-- Data provided follows --

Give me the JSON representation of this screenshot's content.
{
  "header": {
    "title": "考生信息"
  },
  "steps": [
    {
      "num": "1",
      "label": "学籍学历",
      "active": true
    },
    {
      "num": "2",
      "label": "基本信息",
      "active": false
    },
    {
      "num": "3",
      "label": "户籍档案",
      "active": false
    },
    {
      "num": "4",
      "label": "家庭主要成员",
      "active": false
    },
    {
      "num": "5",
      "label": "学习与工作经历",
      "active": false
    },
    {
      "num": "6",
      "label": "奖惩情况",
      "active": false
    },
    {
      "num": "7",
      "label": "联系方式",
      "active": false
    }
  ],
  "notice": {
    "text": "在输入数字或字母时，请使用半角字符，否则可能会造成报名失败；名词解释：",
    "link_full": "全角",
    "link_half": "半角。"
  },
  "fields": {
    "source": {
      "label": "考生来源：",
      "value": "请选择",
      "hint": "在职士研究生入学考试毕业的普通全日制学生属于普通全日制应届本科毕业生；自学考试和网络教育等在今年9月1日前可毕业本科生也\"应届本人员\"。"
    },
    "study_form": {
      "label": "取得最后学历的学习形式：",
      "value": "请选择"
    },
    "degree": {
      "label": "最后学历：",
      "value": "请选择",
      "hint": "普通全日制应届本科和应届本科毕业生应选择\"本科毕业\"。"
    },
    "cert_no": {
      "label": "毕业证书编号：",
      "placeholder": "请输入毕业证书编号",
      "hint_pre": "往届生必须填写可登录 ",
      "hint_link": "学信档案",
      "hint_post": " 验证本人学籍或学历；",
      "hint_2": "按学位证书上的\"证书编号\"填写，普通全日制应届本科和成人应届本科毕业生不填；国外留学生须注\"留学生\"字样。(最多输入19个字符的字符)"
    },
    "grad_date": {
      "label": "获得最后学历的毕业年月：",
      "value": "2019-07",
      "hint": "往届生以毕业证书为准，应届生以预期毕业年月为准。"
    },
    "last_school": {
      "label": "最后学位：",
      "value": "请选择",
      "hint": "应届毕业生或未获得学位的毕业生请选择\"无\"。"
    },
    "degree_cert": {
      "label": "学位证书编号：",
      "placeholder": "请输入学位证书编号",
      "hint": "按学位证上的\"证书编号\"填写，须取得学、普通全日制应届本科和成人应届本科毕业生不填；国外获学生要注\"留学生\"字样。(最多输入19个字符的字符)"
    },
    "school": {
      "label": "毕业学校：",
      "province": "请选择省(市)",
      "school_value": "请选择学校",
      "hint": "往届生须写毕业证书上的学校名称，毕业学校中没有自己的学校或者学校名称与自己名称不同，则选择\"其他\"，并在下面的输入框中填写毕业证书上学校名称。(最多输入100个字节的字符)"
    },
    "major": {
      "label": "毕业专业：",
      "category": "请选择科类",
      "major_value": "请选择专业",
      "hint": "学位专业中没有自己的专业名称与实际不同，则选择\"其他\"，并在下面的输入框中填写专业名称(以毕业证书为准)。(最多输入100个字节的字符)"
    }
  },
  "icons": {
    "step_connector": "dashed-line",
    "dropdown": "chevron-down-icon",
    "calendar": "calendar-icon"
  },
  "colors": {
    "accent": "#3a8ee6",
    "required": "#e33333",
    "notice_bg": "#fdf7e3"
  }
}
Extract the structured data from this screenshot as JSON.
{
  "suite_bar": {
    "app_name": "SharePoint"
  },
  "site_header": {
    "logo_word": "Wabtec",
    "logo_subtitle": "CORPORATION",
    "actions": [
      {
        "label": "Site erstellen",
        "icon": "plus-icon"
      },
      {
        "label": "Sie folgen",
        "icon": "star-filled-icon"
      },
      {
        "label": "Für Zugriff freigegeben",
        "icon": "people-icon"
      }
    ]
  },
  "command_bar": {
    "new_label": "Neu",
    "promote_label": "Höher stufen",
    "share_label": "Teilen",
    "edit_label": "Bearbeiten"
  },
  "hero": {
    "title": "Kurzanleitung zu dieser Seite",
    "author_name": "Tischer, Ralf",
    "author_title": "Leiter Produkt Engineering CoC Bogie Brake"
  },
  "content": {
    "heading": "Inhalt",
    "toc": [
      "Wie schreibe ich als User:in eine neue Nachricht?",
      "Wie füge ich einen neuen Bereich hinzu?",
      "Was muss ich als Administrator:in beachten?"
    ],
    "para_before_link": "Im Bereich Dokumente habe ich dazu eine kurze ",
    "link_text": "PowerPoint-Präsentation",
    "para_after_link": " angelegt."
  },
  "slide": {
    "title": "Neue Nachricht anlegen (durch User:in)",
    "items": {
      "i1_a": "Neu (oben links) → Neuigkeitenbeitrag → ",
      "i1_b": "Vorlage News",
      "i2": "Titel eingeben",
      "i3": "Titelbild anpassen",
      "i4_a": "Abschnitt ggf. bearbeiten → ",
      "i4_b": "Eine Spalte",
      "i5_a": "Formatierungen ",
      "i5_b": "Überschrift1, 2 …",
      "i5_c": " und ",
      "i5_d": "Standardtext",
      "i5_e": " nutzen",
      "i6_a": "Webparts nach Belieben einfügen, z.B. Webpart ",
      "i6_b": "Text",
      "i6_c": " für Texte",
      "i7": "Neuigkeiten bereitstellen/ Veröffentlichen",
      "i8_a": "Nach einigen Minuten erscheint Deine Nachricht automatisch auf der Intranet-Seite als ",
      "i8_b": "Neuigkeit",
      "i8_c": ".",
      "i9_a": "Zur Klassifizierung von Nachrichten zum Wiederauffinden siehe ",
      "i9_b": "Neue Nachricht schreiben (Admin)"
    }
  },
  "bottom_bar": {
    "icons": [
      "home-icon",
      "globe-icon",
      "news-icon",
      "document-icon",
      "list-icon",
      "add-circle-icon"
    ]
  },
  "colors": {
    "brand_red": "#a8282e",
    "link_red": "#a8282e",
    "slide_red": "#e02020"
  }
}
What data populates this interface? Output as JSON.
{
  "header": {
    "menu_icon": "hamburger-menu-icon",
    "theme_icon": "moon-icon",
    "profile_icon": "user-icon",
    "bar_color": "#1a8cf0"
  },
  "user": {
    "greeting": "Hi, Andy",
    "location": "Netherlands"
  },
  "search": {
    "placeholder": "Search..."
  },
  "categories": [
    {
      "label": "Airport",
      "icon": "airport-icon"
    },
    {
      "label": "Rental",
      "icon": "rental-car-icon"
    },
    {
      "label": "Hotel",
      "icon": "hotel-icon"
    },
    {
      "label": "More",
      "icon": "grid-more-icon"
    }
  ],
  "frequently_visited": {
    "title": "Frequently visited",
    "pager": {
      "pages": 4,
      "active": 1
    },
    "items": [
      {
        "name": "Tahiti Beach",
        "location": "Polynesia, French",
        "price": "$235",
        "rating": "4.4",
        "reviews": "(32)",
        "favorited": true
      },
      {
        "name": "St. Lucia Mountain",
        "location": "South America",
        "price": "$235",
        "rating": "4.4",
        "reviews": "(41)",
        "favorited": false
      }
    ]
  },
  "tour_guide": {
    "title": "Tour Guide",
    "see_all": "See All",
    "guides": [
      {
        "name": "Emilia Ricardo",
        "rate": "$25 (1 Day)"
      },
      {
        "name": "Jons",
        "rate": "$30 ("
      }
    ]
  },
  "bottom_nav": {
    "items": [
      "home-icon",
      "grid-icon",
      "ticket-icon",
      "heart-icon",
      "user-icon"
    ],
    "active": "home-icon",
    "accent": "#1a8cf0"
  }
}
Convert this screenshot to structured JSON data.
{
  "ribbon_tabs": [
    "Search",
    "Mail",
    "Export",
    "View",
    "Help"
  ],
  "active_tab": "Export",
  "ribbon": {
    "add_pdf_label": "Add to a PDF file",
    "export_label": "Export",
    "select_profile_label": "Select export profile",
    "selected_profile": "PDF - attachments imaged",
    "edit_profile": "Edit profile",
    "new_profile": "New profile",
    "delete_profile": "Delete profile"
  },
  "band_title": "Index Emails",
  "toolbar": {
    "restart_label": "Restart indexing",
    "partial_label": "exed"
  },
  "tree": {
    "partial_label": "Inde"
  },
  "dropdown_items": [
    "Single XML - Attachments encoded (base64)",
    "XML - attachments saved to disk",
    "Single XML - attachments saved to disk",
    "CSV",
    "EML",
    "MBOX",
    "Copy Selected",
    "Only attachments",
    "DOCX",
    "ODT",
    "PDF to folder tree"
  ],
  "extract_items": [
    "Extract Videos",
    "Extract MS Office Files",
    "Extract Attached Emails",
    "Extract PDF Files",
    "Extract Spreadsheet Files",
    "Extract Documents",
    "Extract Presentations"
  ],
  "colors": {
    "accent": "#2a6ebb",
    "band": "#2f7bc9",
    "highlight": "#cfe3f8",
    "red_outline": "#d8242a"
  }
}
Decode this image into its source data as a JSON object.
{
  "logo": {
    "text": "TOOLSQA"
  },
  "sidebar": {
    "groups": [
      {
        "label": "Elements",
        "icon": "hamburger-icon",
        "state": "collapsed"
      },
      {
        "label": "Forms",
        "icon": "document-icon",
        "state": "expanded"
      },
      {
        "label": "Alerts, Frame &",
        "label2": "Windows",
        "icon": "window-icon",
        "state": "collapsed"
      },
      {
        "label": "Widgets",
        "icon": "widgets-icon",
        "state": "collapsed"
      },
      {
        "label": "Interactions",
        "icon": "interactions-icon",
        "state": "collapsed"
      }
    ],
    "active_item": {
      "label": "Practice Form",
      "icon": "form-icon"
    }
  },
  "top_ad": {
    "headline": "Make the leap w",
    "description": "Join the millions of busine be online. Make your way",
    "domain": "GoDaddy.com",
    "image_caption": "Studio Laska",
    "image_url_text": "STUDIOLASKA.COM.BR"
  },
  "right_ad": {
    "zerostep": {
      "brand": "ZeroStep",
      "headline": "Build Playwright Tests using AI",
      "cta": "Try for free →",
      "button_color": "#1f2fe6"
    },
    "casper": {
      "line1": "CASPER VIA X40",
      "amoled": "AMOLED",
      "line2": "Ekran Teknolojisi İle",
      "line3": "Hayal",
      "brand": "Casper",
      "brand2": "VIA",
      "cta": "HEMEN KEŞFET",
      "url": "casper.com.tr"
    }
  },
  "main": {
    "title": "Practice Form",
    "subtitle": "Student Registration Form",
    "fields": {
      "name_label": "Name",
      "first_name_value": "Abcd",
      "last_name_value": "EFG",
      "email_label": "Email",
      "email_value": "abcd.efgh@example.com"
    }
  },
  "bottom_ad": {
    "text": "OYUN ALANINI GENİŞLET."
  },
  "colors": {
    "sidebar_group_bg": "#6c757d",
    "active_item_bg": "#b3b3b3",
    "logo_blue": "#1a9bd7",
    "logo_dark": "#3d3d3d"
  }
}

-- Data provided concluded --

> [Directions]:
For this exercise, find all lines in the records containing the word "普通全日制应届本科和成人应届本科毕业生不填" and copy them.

> [Task solution]:
      "hint_2": "按学位证书上的\"证书编号\"填写，普通全日制应届本科和成人应届本科毕业生不填；国外留学生须注\"留学生\"字样。(最多输入19个字符的字符)"
      "hint": "按学位证上的\"证书编号\"填写，须取得学、普通全日制应届本科和成人应届本科毕业生不填；国外获学生要注\"留学生\"字样。(最多输入19个字符的字符)"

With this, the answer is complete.